▶ [PROBLEM TO SOLVE]: Leaving the images out, output each entry below exactly.

--- ENTRIES PROVIDED Enclosed Below ---

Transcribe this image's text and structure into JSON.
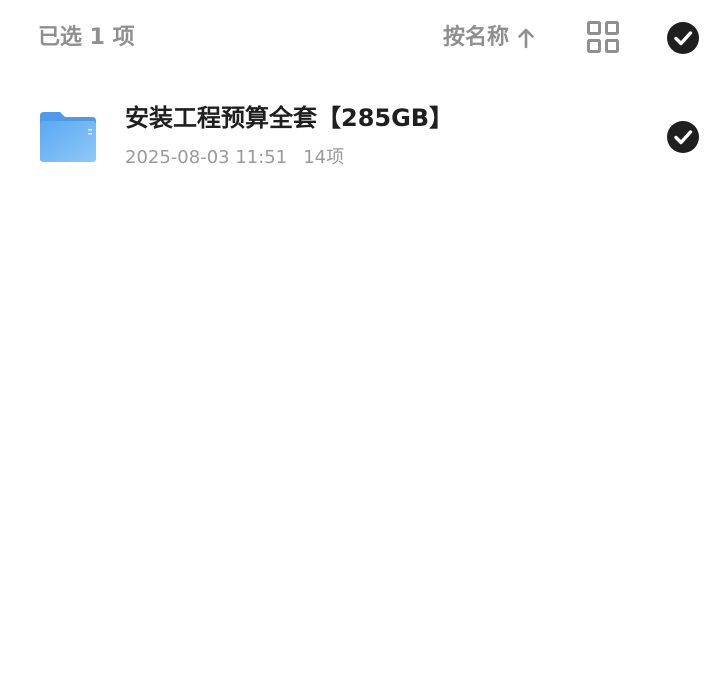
{
  "header": {
    "selected_count_label": "已选 1 项",
    "sort_label": "按名称",
    "sort_direction_icon": "arrow-up-icon",
    "grid_view_icon": "grid-icon",
    "select_all_icon": "check-circle-icon",
    "select_all_checked": true
  },
  "files": [
    {
      "name": "安装工程预算全套【285GB】",
      "modified": "2025-08-03 11:51",
      "item_count": "14项",
      "type_icon": "folder-icon",
      "selected": true
    }
  ],
  "colors": {
    "muted_text": "#8f8f8f",
    "primary_text": "#1f1f1f",
    "check_fill": "#1f1f1f",
    "folder_blue": "#6cb4f5"
  }
}
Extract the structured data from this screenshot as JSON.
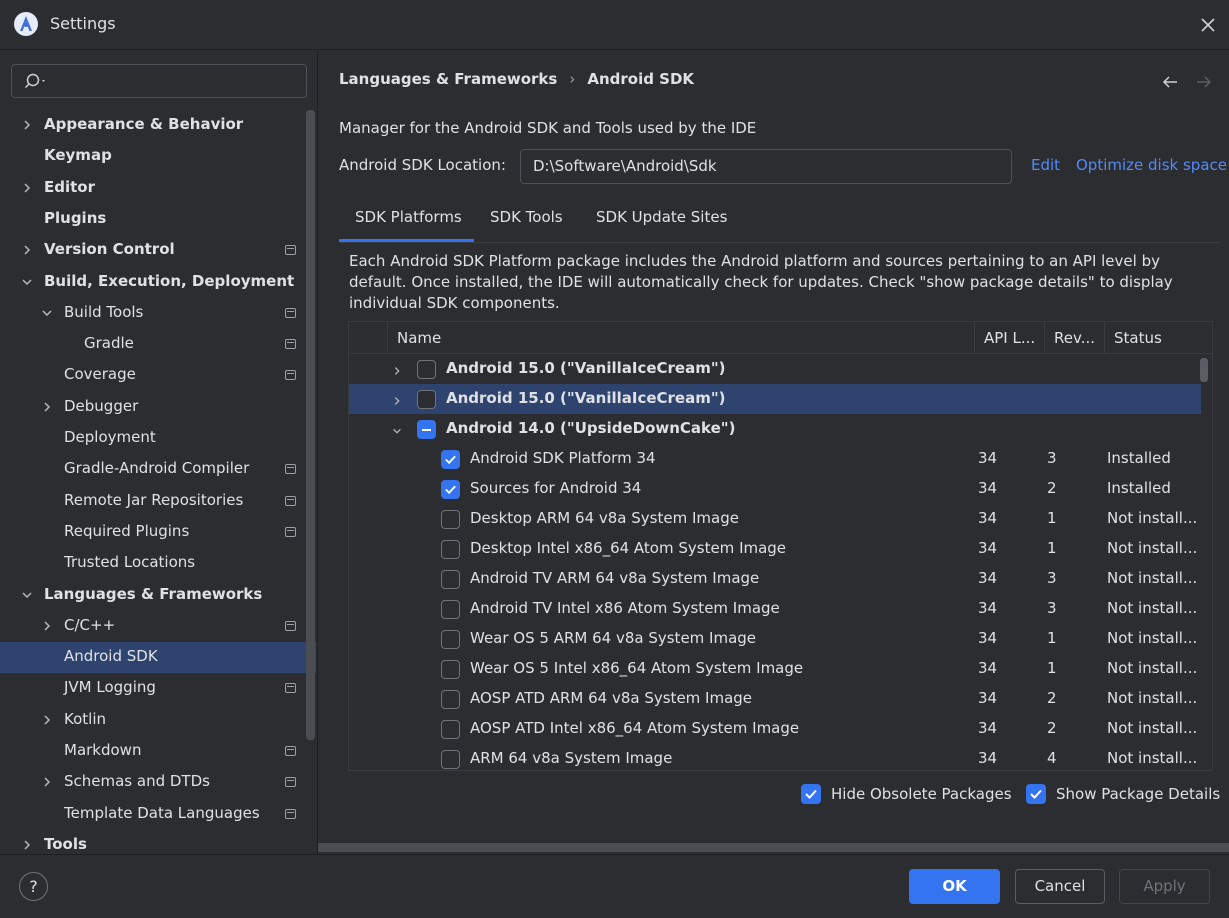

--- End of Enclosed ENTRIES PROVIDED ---

▶ [EXERCISE RESULT]:
Transcribe this image's text and structure into JSON.
{
  "header": {
    "selected_count_label": "已选 1 项",
    "sort_label": "按名称",
    "sort_direction_icon": "arrow-up-icon",
    "grid_view_icon": "grid-icon",
    "select_all_icon": "check-circle-icon",
    "select_all_checked": true
  },
  "files": [
    {
      "name": "安装工程预算全套【285GB】",
      "modified": "2025-08-03 11:51",
      "item_count": "14项",
      "type_icon": "folder-icon",
      "selected": true
    }
  ],
  "colors": {
    "muted_text": "#8f8f8f",
    "primary_text": "#1f1f1f",
    "check_fill": "#1f1f1f",
    "folder_blue": "#6cb4f5"
  }
}
Extract the structured data from this screenshot as JSON.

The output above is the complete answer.